*** Opening of RECORDS FOR PROCESSING ***

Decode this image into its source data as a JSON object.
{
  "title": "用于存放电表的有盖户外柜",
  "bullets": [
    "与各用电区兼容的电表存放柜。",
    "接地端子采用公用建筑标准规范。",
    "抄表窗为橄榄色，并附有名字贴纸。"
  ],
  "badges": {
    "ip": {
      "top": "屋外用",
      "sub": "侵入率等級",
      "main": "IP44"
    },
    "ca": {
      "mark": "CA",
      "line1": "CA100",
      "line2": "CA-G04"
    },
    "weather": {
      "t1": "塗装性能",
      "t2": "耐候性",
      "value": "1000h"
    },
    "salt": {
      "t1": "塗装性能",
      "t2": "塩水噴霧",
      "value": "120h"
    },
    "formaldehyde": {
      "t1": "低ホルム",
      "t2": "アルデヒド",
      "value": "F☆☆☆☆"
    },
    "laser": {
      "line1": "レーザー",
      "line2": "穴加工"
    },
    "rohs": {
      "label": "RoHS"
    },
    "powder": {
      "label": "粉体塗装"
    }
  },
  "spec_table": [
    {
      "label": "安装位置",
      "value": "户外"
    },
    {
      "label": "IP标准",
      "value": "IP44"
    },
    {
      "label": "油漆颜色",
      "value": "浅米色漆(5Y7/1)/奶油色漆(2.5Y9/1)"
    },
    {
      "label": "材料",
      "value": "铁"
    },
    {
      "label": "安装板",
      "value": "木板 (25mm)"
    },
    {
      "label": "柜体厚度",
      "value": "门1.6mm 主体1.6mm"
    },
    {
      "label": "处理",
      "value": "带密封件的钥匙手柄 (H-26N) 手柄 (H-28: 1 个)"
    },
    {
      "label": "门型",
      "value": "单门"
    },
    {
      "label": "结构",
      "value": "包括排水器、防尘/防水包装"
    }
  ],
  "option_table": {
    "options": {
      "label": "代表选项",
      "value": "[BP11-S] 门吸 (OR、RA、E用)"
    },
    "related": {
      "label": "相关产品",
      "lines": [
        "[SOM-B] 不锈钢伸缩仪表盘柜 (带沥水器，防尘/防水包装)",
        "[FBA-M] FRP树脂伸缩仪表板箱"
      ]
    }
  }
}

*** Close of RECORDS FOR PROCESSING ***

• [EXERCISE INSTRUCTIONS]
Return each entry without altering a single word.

• [EXERCISE RESPONSE]
Decode this image into its source data as a JSON object.
{
  "title": "用于存放电表的有盖户外柜",
  "bullets": [
    "与各用电区兼容的电表存放柜。",
    "接地端子采用公用建筑标准规范。",
    "抄表窗为橄榄色，并附有名字贴纸。"
  ],
  "badges": {
    "ip": {
      "top": "屋外用",
      "sub": "侵入率等級",
      "main": "IP44"
    },
    "ca": {
      "mark": "CA",
      "line1": "CA100",
      "line2": "CA-G04"
    },
    "weather": {
      "t1": "塗装性能",
      "t2": "耐候性",
      "value": "1000h"
    },
    "salt": {
      "t1": "塗装性能",
      "t2": "塩水噴霧",
      "value": "120h"
    },
    "formaldehyde": {
      "t1": "低ホルム",
      "t2": "アルデヒド",
      "value": "F☆☆☆☆"
    },
    "laser": {
      "line1": "レーザー",
      "line2": "穴加工"
    },
    "rohs": {
      "label": "RoHS"
    },
    "powder": {
      "label": "粉体塗装"
    }
  },
  "spec_table": [
    {
      "label": "安装位置",
      "value": "户外"
    },
    {
      "label": "IP标准",
      "value": "IP44"
    },
    {
      "label": "油漆颜色",
      "value": "浅米色漆(5Y7/1)/奶油色漆(2.5Y9/1)"
    },
    {
      "label": "材料",
      "value": "铁"
    },
    {
      "label": "安装板",
      "value": "木板 (25mm)"
    },
    {
      "label": "柜体厚度",
      "value": "门1.6mm 主体1.6mm"
    },
    {
      "label": "处理",
      "value": "带密封件的钥匙手柄 (H-26N) 手柄 (H-28: 1 个)"
    },
    {
      "label": "门型",
      "value": "单门"
    },
    {
      "label": "结构",
      "value": "包括排水器、防尘/防水包装"
    }
  ],
  "option_table": {
    "options": {
      "label": "代表选项",
      "value": "[BP11-S] 门吸 (OR、RA、E用)"
    },
    "related": {
      "label": "相关产品",
      "lines": [
        "[SOM-B] 不锈钢伸缩仪表盘柜 (带沥水器，防尘/防水包装)",
        "[FBA-M] FRP树脂伸缩仪表板箱"
      ]
    }
  }
}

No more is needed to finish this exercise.